→ **Task to carry out**
Copy the data below exactly.

→ **Supplied data**

____________________

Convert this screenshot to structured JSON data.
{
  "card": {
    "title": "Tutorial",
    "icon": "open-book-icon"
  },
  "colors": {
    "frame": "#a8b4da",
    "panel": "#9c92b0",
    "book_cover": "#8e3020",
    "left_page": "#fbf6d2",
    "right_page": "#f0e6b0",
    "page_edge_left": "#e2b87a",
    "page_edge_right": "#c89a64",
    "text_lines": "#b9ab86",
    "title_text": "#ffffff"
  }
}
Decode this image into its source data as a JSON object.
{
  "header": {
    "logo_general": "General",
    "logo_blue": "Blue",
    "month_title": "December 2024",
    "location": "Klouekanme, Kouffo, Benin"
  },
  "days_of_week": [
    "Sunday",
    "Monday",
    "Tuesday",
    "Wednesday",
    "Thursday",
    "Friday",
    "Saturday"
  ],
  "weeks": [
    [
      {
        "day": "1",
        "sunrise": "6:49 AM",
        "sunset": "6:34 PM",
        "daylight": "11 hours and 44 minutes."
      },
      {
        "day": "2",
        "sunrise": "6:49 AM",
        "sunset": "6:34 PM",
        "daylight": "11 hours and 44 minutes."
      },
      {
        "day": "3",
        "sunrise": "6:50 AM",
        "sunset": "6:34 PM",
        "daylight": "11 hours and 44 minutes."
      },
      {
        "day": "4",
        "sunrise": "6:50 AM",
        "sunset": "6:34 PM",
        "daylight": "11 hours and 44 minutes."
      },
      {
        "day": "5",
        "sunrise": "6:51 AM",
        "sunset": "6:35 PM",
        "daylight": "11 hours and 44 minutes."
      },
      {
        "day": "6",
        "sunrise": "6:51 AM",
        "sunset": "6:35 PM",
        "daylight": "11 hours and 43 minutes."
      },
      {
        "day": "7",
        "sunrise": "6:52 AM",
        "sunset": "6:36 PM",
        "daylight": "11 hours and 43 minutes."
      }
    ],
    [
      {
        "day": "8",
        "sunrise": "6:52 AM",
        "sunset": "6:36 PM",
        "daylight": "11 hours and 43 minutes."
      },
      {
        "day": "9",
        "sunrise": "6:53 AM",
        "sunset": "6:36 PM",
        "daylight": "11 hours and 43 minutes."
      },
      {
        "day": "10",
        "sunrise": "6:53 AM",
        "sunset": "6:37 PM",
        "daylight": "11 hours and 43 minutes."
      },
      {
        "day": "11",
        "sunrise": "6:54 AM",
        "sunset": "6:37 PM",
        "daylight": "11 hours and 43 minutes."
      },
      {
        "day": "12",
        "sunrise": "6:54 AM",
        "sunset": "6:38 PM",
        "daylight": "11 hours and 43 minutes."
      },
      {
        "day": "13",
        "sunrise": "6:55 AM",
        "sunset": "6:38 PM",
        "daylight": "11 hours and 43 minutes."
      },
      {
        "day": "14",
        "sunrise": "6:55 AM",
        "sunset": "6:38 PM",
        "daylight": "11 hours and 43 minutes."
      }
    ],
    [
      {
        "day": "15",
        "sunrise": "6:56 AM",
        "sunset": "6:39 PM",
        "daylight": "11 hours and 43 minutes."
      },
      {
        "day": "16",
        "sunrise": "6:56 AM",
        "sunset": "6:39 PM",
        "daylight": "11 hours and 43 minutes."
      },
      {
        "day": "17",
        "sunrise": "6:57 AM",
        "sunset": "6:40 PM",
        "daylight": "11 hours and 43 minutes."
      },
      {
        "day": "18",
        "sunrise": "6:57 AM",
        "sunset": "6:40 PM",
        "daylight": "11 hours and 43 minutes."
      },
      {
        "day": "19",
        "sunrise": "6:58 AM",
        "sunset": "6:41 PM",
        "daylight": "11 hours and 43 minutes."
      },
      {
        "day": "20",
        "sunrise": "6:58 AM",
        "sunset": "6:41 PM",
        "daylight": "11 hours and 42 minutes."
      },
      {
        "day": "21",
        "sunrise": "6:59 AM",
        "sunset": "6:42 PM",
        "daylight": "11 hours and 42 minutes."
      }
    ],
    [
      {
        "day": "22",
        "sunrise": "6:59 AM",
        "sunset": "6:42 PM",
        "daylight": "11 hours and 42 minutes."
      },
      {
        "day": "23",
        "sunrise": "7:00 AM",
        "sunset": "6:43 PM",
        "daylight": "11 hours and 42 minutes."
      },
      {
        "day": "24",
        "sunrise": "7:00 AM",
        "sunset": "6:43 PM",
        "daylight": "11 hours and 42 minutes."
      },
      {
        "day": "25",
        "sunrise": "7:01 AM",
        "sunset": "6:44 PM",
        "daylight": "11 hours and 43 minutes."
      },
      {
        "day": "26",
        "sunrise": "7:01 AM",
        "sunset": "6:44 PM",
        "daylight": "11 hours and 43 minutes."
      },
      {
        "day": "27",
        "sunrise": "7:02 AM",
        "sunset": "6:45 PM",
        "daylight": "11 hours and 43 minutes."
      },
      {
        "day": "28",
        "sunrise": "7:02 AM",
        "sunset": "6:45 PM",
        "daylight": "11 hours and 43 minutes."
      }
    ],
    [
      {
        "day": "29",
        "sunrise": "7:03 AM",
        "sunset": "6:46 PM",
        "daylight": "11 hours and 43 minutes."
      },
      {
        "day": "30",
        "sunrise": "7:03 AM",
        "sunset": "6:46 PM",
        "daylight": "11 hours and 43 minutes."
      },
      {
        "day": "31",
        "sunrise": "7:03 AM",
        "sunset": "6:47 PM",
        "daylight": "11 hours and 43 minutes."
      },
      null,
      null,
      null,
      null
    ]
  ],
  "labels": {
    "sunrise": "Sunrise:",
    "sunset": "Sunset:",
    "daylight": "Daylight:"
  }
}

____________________

→ **Response**
Convert this screenshot to structured JSON data.
{
  "card": {
    "title": "Tutorial",
    "icon": "open-book-icon"
  },
  "colors": {
    "frame": "#a8b4da",
    "panel": "#9c92b0",
    "book_cover": "#8e3020",
    "left_page": "#fbf6d2",
    "right_page": "#f0e6b0",
    "page_edge_left": "#e2b87a",
    "page_edge_right": "#c89a64",
    "text_lines": "#b9ab86",
    "title_text": "#ffffff"
  }
}
Decode this image into its source data as a JSON object.
{
  "header": {
    "logo_general": "General",
    "logo_blue": "Blue",
    "month_title": "December 2024",
    "location": "Klouekanme, Kouffo, Benin"
  },
  "days_of_week": [
    "Sunday",
    "Monday",
    "Tuesday",
    "Wednesday",
    "Thursday",
    "Friday",
    "Saturday"
  ],
  "weeks": [
    [
      {
        "day": "1",
        "sunrise": "6:49 AM",
        "sunset": "6:34 PM",
        "daylight": "11 hours and 44 minutes."
      },
      {
        "day": "2",
        "sunrise": "6:49 AM",
        "sunset": "6:34 PM",
        "daylight": "11 hours and 44 minutes."
      },
      {
        "day": "3",
        "sunrise": "6:50 AM",
        "sunset": "6:34 PM",
        "daylight": "11 hours and 44 minutes."
      },
      {
        "day": "4",
        "sunrise": "6:50 AM",
        "sunset": "6:34 PM",
        "daylight": "11 hours and 44 minutes."
      },
      {
        "day": "5",
        "sunrise": "6:51 AM",
        "sunset": "6:35 PM",
        "daylight": "11 hours and 44 minutes."
      },
      {
        "day": "6",
        "sunrise": "6:51 AM",
        "sunset": "6:35 PM",
        "daylight": "11 hours and 43 minutes."
      },
      {
        "day": "7",
        "sunrise": "6:52 AM",
        "sunset": "6:36 PM",
        "daylight": "11 hours and 43 minutes."
      }
    ],
    [
      {
        "day": "8",
        "sunrise": "6:52 AM",
        "sunset": "6:36 PM",
        "daylight": "11 hours and 43 minutes."
      },
      {
        "day": "9",
        "sunrise": "6:53 AM",
        "sunset": "6:36 PM",
        "daylight": "11 hours and 43 minutes."
      },
      {
        "day": "10",
        "sunrise": "6:53 AM",
        "sunset": "6:37 PM",
        "daylight": "11 hours and 43 minutes."
      },
      {
        "day": "11",
        "sunrise": "6:54 AM",
        "sunset": "6:37 PM",
        "daylight": "11 hours and 43 minutes."
      },
      {
        "day": "12",
        "sunrise": "6:54 AM",
        "sunset": "6:38 PM",
        "daylight": "11 hours and 43 minutes."
      },
      {
        "day": "13",
        "sunrise": "6:55 AM",
        "sunset": "6:38 PM",
        "daylight": "11 hours and 43 minutes."
      },
      {
        "day": "14",
        "sunrise": "6:55 AM",
        "sunset": "6:38 PM",
        "daylight": "11 hours and 43 minutes."
      }
    ],
    [
      {
        "day": "15",
        "sunrise": "6:56 AM",
        "sunset": "6:39 PM",
        "daylight": "11 hours and 43 minutes."
      },
      {
        "day": "16",
        "sunrise": "6:56 AM",
        "sunset": "6:39 PM",
        "daylight": "11 hours and 43 minutes."
      },
      {
        "day": "17",
        "sunrise": "6:57 AM",
        "sunset": "6:40 PM",
        "daylight": "11 hours and 43 minutes."
      },
      {
        "day": "18",
        "sunrise": "6:57 AM",
        "sunset": "6:40 PM",
        "daylight": "11 hours and 43 minutes."
      },
      {
        "day": "19",
        "sunrise": "6:58 AM",
        "sunset": "6:41 PM",
        "daylight": "11 hours and 43 minutes."
      },
      {
        "day": "20",
        "sunrise": "6:58 AM",
        "sunset": "6:41 PM",
        "daylight": "11 hours and 42 minutes."
      },
      {
        "day": "21",
        "sunrise": "6:59 AM",
        "sunset": "6:42 PM",
        "daylight": "11 hours and 42 minutes."
      }
    ],
    [
      {
        "day": "22",
        "sunrise": "6:59 AM",
        "sunset": "6:42 PM",
        "daylight": "11 hours and 42 minutes."
      },
      {
        "day": "23",
        "sunrise": "7:00 AM",
        "sunset": "6:43 PM",
        "daylight": "11 hours and 42 minutes."
      },
      {
        "day": "24",
        "sunrise": "7:00 AM",
        "sunset": "6:43 PM",
        "daylight": "11 hours and 42 minutes."
      },
      {
        "day": "25",
        "sunrise": "7:01 AM",
        "sunset": "6:44 PM",
        "daylight": "11 hours and 43 minutes."
      },
      {
        "day": "26",
        "sunrise": "7:01 AM",
        "sunset": "6:44 PM",
        "daylight": "11 hours and 43 minutes."
      },
      {
        "day": "27",
        "sunrise": "7:02 AM",
        "sunset": "6:45 PM",
        "daylight": "11 hours and 43 minutes."
      },
      {
        "day": "28",
        "sunrise": "7:02 AM",
        "sunset": "6:45 PM",
        "daylight": "11 hours and 43 minutes."
      }
    ],
    [
      {
        "day": "29",
        "sunrise": "7:03 AM",
        "sunset": "6:46 PM",
        "daylight": "11 hours and 43 minutes."
      },
      {
        "day": "30",
        "sunrise": "7:03 AM",
        "sunset": "6:46 PM",
        "daylight": "11 hours and 43 minutes."
      },
      {
        "day": "31",
        "sunrise": "7:03 AM",
        "sunset": "6:47 PM",
        "daylight": "11 hours and 43 minutes."
      },
      null,
      null,
      null,
      null
    ]
  ],
  "labels": {
    "sunrise": "Sunrise:",
    "sunset": "Sunset:",
    "daylight": "Daylight:"
  }
}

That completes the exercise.